This was how America was fundamentally built: entrepreneurship. Somewhere along the lines of the colonization and trips from England into the new land, people started having ideas. Those ideas turned into potential money makers. Those money makers made businesses. Businesses made continual revenue. Continual revenue made profit. Profit made an economy.
And the economy, well — that made America.
So forget any naysayers or glass-is-half-empty critics about the idea of starting up a business. Although the most recent recession we’ve been facing has put a dent on the prospect of small business startups, without a doubt the desire of entrepreneurship still burns brighter than any bombs bursting in the air as the American flag still waves proudly.
If you’re still skeptical, take a look at these facts —
There Are Currently 28MM Small Businesses in America
There Are Now 22M Self-Employed Individuals as Well.
Finally… You’re Looking at Over Half of the Entire American Workforce Pulling Their Weight With Small Businesses, Those Companies Creating Over 65% of the Newest Jobs Since 1995.
Those are pretty impressive facts. Undoubtedly, being an entrepreneur is the American Way. Even from a certain point of view, it’s the only successful way.
You Can’t Succeed as an Entrepreneur, Though, If You Don’t Watch Out For Certain Pitfall
Of all possibilities with work, no matter if you’re working for a company or for yourself, the most expensive errors you can make occur when you’re nothing more than the budding entrepreneur.
It can certainly make or break you, so be careful. While you might make it big as an entrepreneur for a lot of reasons, there are some serious possibilities for downfall, because you are on your own. You’re in charge. You call the shots.
Don’t Forget About That Founder Agreement
Being a founder is basically being an entrepreneur starting a company. The entrepreneur has the ideas, tries to pursue them, creates partnerships and maybe even develops ideas for other businesspeople. When that entrepreneur, though, starts his or her own company, you don’t just get an entrepreneur, you get a founder.
You need to have that agreement in place, because undoubtedly you might have several other ‘partners’ involved, and everyone needs to be on the same page. Some aspects of a founder agreement you would need to include involve:
Roles and Responsibilities
Share Purchases and Costs
Established Founder Salaries
In a way, it’s like a prenuptial agreement. You and your co-founders are agreeing to terms in the event some leave the company or the company dissolves by chance for whatever reason. Without this document in place, your foundation might fall from under you, and you’ll have no safety net.
Forgetting the Legal Structure
It’s not enough to just say “let’s start a business.” You’ve got to go through the legal motions. Consider your options under business law: you’ve got sole proprietorships, which are easy; and then general partnerships. You might even go big and start an LLC or “corporation,” and that’s fine.
Whatever you do, don’t forget to file for whatever structure might suit your needs. It’ll help you considerably when filing for taxes and saving you from liability.
So You Don’t Have Standard Form Contracts Suiting Your Needs?
This is your business. Your contracts should suit you, not just the customer or partner involved.
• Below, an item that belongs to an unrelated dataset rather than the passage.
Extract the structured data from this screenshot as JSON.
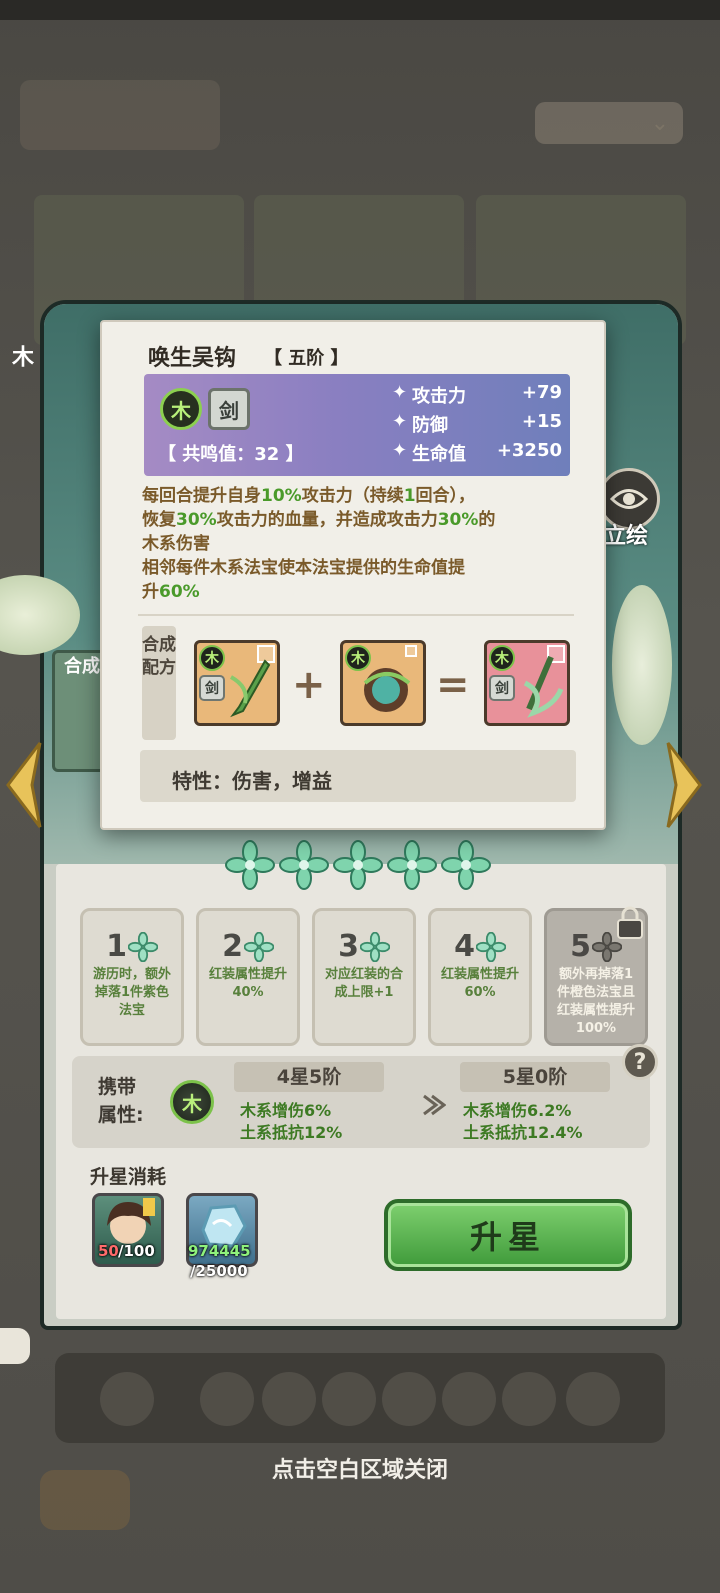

The pitfall here is to know that there are ‘standard’ forms of contract, and you can easily get some examples from your skilled business lawyer.
Be sure, however, to tailor those forms — with the consultation of your attorney — to suit your needs. Be detailed. Define the way disputes are resolved, and most definetely make it very clear as crystal in your writing how liability will be limited on your end.
Your Creations Need to Be Legally Protected
Part of being an entrepreneur is the idea that you’re a creator. You’ve made something worthwhile, unique and sellable. The fear, though — and rightly so — is that anyone can steal it from you. That’s a fundamental truth.
However, not many think about that at all. You should. File for your copyrights, your trademarks, your patents immediately. Get it in writing. File multiple applications for multiple parts of your products and services to ensure no one infringes on them in other ways, drawing from your sales demographic and cutting down your business either intentionally or unintentionally. You want to succeed? Part of succeeding is protecting your business.
Lastly, Maybe You’ve Hired the Wrong Lawyer
We close out on this for good reason. The legal industry is competitive. Make sure you find the right counsel for your purposes. Especially in the case of sole proprietorships, entrepreneurs starting out and 1-man operations, the best counsels out there are the ones who’ve represented many in the past.
Do the research. Ask the right questions. Really get into interviewing potential lawyers for continual legal work.
If you can get all of that taken care of, the rest of your job should be a cakewalk. After all, you’re your own boss. Prove it by watching out for these pitfalls.